Akmal, relieved of opening and for Afridi's ballast, gleefully looted runs over the death, putting on 86 with Abdul Razzaq in just over seven overs - driving, scything and squeezing a parade of sixes and fours en route to a stunning 43-ball 67.
The momentum with them, Pakistan's pacemen worked their way through the top order, crippling the chase at the very off. Umar Gul may have been the main beneficiary in terms of wickets, but Mohammad Aamer's opening spell - much older than the 17-year-old body and mind that produced it - was the key. At whippy pace, he gnawed away at both Brendon McCullum and Aaron Redmond over after over, regularly beating them for pace and inward movement and ultimately setting the tone of who was to boss the chase.

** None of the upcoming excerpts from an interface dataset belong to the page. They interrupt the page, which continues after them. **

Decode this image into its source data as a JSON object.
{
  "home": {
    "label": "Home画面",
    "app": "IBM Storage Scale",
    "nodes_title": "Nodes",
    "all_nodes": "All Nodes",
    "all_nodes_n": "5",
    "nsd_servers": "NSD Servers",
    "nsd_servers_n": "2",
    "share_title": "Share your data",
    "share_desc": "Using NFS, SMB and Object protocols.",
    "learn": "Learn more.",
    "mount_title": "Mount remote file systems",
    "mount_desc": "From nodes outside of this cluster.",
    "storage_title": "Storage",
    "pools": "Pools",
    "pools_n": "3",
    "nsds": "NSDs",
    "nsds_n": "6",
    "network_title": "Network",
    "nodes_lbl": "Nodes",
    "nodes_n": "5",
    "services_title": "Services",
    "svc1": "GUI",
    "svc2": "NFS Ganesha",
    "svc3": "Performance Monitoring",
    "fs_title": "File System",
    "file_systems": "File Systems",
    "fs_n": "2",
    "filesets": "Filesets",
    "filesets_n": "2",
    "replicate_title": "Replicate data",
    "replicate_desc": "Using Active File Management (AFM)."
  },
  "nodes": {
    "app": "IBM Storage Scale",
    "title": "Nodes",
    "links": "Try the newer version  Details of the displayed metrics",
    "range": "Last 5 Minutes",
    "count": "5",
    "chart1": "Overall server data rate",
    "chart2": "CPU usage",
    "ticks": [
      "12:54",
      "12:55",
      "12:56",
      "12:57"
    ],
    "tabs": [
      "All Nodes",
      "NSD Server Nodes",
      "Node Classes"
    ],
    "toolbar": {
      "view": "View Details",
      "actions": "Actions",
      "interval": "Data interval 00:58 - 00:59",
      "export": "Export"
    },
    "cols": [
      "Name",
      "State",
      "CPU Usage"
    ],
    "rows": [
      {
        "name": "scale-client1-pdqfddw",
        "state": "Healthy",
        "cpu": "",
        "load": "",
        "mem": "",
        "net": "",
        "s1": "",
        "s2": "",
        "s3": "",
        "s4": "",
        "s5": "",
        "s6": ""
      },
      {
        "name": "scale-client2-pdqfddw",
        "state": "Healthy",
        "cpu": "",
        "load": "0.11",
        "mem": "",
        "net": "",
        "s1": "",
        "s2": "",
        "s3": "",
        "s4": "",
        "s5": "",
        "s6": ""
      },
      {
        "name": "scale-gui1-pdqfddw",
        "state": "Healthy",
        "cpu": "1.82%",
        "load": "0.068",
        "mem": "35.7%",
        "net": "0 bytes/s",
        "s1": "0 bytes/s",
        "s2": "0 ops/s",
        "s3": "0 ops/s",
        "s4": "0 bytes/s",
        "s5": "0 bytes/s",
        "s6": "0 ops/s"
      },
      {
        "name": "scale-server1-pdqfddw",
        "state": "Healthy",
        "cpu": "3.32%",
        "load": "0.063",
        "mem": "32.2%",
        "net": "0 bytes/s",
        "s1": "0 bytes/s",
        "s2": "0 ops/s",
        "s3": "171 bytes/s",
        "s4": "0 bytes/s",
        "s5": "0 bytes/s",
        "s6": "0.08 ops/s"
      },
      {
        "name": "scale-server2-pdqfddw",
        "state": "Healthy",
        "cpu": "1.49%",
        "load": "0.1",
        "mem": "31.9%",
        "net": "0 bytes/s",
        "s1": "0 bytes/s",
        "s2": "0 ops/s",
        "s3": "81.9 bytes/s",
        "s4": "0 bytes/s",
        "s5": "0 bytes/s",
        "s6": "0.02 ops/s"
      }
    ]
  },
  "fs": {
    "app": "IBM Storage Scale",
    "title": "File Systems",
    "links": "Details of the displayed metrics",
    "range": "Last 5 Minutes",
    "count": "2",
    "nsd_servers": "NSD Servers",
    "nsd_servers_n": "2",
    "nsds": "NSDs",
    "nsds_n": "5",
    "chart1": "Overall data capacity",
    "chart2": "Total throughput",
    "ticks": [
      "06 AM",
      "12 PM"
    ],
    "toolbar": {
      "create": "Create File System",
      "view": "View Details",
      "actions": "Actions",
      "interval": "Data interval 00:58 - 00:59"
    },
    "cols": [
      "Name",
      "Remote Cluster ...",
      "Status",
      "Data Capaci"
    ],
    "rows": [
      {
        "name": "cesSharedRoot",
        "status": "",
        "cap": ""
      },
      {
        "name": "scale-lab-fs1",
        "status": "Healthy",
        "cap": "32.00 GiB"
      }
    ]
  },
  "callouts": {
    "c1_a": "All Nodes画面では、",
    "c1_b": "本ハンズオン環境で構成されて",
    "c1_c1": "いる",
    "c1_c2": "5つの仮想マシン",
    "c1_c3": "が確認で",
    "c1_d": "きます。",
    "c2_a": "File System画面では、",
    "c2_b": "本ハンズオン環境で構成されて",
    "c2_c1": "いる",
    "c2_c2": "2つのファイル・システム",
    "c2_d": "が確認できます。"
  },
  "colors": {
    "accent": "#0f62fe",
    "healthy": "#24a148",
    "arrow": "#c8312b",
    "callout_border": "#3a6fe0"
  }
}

Inevitably, though, Afridi had to have the final word. Daniel Vettori and Redmond had gamely kept New Zealand within a sniff, though Redmond's ponderous fifty - unlike Latif's earlier - did not have anyone going crazy enough around it. After an indifferent, hurried first spell, Afridi got the pesky Vettori to drag on an attempted sweep, and with his next ball trapped Nathan McCullum. Another umpire might have even given the hat-trick - incorrect as it may have been - but denying Afridi in this kind of mood took some standing. New Zealand found it beyond them.
Osman Samiuddin is Pakistan editor of Cricinfo